Paul Hastings never imagined that his retirement would kick off with a near-death experience. After forty years of filing taxes for corporate clients, he was looking forward to the around-the-world trip that he and his wife had always talked about. Before the trip, he saw his doctor for a check-up. He mentioned that he sometimes had trouble catching his breath, and his doctor encouraged him to stay in the hospital overnight for some tests “to get a clean bill of health”.
In the hospital, he underwent blood draws and x-rays, which led to heart tests and a CT scan. A cardiologist told him that he had mild heart failure; a pulmonary specialist diagnosed him with borderline emphysema; an endocrine doctor thought he had early-stage diabetes. He was started on new medications, one of which made him so confused and disoriented that he fell out of bed and broke his hip.
The operation went well, but afterward, he developed a blood clot in his legs and a bladder infection. Some days later, a nurse gave him a medication that was intended for another patient, and his heart stopped for nearly two minutes.
“I’m lucky to be alive,” Paul tells me. He is in a special nursing home for recovering patients, and says he’s getting stronger by the day. I watch as he demonstrates how he pushes himself up with his hands until he can support his weight with a walker. Going eight steps from his bed to the commode takes significant effort, and he’s out of breath at the end.

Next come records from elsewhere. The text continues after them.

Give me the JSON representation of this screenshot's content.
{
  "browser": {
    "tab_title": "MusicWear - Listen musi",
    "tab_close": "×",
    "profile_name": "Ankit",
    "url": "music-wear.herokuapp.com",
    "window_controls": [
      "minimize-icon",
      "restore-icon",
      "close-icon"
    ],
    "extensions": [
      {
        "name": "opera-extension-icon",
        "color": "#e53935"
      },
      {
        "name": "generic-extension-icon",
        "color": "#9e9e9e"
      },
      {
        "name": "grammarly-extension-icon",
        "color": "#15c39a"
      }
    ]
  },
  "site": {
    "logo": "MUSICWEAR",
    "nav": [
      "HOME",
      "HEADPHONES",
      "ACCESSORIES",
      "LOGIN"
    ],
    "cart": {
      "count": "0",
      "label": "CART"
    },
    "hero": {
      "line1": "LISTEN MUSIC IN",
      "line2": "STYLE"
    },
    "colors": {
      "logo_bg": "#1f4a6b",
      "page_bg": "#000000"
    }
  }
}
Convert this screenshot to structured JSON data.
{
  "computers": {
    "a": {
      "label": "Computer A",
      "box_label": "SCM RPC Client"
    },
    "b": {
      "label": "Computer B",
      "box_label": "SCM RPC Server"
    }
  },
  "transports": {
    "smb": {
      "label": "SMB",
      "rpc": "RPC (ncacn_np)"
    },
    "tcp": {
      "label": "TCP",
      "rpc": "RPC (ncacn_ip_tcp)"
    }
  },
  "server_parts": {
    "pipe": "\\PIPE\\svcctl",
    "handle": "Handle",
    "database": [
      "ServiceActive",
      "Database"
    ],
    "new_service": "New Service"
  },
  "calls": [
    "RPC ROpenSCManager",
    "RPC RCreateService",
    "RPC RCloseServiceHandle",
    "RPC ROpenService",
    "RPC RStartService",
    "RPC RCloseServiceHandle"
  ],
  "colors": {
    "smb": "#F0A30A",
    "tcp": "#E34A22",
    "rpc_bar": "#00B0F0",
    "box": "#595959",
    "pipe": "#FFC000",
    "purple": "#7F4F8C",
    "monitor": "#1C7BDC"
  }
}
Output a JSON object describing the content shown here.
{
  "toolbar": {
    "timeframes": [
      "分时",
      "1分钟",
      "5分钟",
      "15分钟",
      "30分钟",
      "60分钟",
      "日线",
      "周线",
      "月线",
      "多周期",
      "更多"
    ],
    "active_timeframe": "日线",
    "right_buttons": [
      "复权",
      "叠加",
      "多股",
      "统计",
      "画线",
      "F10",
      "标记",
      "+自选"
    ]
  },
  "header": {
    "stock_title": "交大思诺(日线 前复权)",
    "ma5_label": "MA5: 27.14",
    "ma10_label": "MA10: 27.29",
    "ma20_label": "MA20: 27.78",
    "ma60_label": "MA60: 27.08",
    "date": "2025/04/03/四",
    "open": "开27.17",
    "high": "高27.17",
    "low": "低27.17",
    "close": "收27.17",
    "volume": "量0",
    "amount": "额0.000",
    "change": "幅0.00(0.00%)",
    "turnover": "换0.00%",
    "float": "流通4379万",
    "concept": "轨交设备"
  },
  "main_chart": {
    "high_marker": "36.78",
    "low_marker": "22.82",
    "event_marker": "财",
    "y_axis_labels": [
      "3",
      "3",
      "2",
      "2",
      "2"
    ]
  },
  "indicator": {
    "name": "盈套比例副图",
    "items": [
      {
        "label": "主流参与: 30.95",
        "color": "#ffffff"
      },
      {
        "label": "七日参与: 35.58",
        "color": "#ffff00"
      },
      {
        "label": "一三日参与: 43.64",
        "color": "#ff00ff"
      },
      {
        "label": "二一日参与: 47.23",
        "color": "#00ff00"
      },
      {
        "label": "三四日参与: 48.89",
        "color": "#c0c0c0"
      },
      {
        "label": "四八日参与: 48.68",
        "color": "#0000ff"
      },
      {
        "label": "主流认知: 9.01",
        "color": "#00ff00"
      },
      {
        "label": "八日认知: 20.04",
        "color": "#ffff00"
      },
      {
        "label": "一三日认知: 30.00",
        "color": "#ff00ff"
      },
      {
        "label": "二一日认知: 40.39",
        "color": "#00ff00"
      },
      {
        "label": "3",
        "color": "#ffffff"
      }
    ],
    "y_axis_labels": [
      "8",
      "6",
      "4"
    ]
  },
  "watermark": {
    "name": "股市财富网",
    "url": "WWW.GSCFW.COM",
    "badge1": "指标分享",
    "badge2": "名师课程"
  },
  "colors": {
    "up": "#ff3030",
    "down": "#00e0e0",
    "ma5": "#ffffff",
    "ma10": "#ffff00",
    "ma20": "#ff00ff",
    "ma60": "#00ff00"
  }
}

“Hard to imagine that two months ago, I was running five miles a day, right?” he asks. “My life isn’t quite what it was, but that’s the way things go. Everyone knows that bad things happen in hospitals, and there’s nothing we can do about it.”
Paul is right on some accounts. Hospitals are dangerous places. In 1999, a landmark study by the Institute of Medicine found that 100,000 people die every year because of medical error. This is more than the deaths due to car accidents, diabetes, and pneumonia, and is equivalent to a fully-packed Boeing 747 crashing and killing all onboard every single day.
Despite advances in medicine, recent studies estimate that the number of people who die because of medical error is actually closer to a quarter of a million per year. In a stunning 2011 Health Affairs article, researchers found that medical errors occur in one-third of all hospital admissions, as much as ten times previous estimates. During a single hospitalization, many patients experience more than one error. Another study of Medicare patients found that one in seven hospitalized patients experience at least one unintended harm that prolonged the stay, caused permanent injury, required life-sustaining treatment, or resulted in death.
Perhaps this data is shocking to you, or perhaps it’s not. In a survey of the American public, a third reported a personal experience with medical error, and nearly half stated that a relative was the victim of a medical mistake. The vast majority of errors were reported to occur in hospitals.
If so many people have experienced medical errors, and if we know that hospitals can kill us, why do we accept this status quo? More importantly, what can we do to stop hospitals from harming us?
I am beginning a series in this blog and in Psychology Today, that will discuss the 10 most shocking medical errors that occur in hospitals, and the 10 things you can do to prevent medical error during your hospitalization. I welcome your stories, and please stay tuned!